“I see the dirt track side of it, obviously. Our series (All Star Circuit of Champions) keeps gaining more momentum. The live-streaming is a huge deal right now. There’s been such a big push with that. Our partnership with Flo Sports is something I’m super excited about, not just what it does for the series but what it does for our competitors, their sponsors, their owners.
“When they can’t go to the race track, to have access and be able to stay in touch with what’s going on and watch their race cars. Their fans, if they can’t travel to a race, they can still watch their favorite driver every week at every race.”
Stewart also sees the benefit in NASCAR drivers such as Kyle Larson, Christopher Bell, Alex Bowman, Ricky Stenhouse Jr., Chase Briscoe and J.J. Yeley continuing to race between stock cars and open-wheel competition. The experience ultimately exposes fans to different forms of racing. Stewart also believes that Larson, who won his first Chili Bowl Nationals last month, has the right to express his passion for dirt track racing.
“Just because NASCAR doesn’t like that doesn’t mean they have the right to give him a hard time about it,” Stewart said. “They’ve got to do their part. That’s what that kid is into.

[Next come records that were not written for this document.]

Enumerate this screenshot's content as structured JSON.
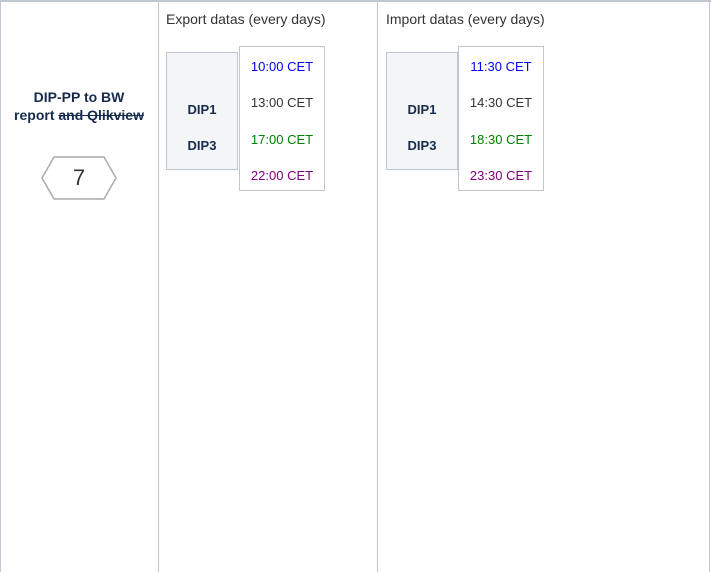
{
  "label_cell": {
    "title_line1": "DIP-PP to BW",
    "title_line2_plain": "report ",
    "title_line2_strike": "and Qlikview",
    "step_number": "7"
  },
  "export": {
    "header": "Export datas (every days)",
    "systems": [
      "DIP1",
      "DIP3"
    ],
    "times": [
      {
        "text": "10:00 CET",
        "color": "#0000ff"
      },
      {
        "text": "13:00 CET",
        "color": "#333333"
      },
      {
        "text": "17:00 CET",
        "color": "#008000"
      },
      {
        "text": "22:00 CET",
        "color": "#800080"
      }
    ]
  },
  "import": {
    "header": "Import datas (every days)",
    "systems": [
      "DIP1",
      "DIP3"
    ],
    "times": [
      {
        "text": "11:30 CET",
        "color": "#0000ff"
      },
      {
        "text": "14:30 CET",
        "color": "#333333"
      },
      {
        "text": "18:30 CET",
        "color": "#008000"
      },
      {
        "text": "23:30 CET",
        "color": "#800080"
      }
    ]
  },
  "colors": {
    "border": "#c1c7d0",
    "box_bg": "#f4f5f7",
    "blue": "#0000ff",
    "green": "#008000",
    "purple": "#800080"
  }
}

They can't condemn him for something that he likes and saying that he likes it. That’s everything that’s wrong with racing if that’s where we’re going with that stuff.
“I know the way he said it, made it sound like NASCAR might get mad, but I don’t know why you would get mad about it. That’s something that has been a goal of his for a long time. It’s kind of like the Dale Earnhardt 500 thing. He didn’t go as long as Dale did without winning the 500, but he was a quarter of a lap away from winning it last year—and that’s how much it meant to him.

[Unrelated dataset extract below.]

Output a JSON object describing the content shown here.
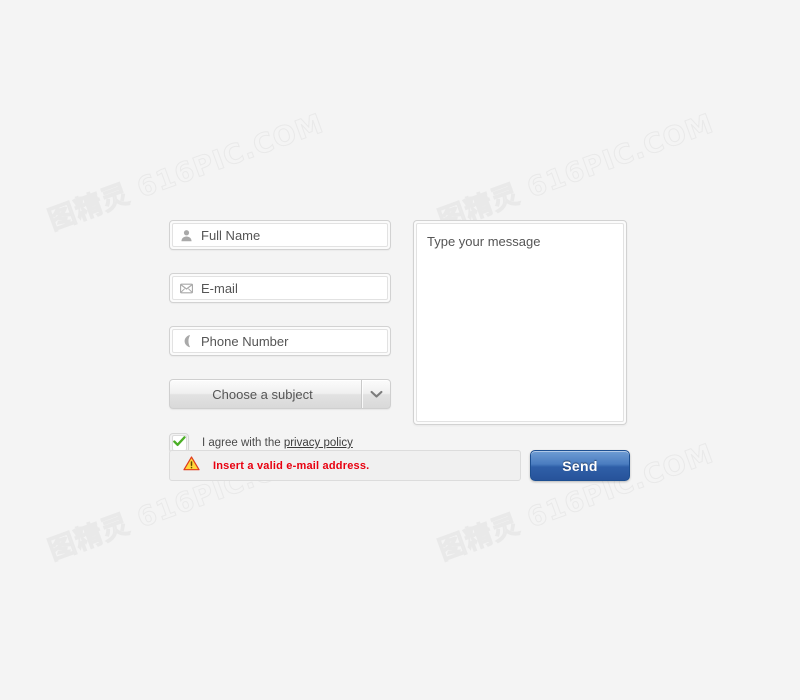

“I think that’s why you want someone like Kyle Larson. You want somebody that’s that passionate about something that in most people’s eyes don’t get it like you and I do. (Chili Bowl) meant a ton to him even though he’s racing “something” bigger and higher than that, it’s not in his eyes. It’s equal. And sometimes that meant more than what he’s doing over (in NASCAR) but they don’t have the right to be upset about it by any means.”
Larson’s desire to race non-stop is also quite appealing to Stewart. With Larson’s contract expiring at the end of the 2020 season and Stewart perhaps having a vacancy next season, he would love to bring Yung Money to SHR.
“Of course,” Stewart said. “Everybody wants him on their team. When he said he was looking, I guarantee you every car owner’s ears perked up like it was a dog with a dog whistle. Everybody wants that kid in their race car.”
On Monday, Stewart will start the journey south to Florida where he will once again juggle his open-wheel responsibilities along with NASCAR duties at Daytona International Speedway. With the driver still suffering the aftermath of “Chili Bowl flu” the jury is still out as to whether he’ll wheel his sprint car with the All-Stars this weekend at Volusia Speedway Park.
Regardless of how Stewart feels, it will be tough to keep him on the sidelines.
“It’s still a balancing act,” Stewart said. “I don’t do all the work there, I just organize the people and let the people do the work and they give us all the credit for it. I don’t do anything. I’m just the cheerleader that goes in there, thanks everybody and appreciates the hard work they do for us. The guys in the shop are the ones that do all the hard work.
“I think I’m just a glutton for punishment. The little bit of free time that I have, I keep taking more of that away from myself. But I like what I’m doing. I actually love what I’m doing. I’m passionate about all of it and I can’t imagine doing anything different.”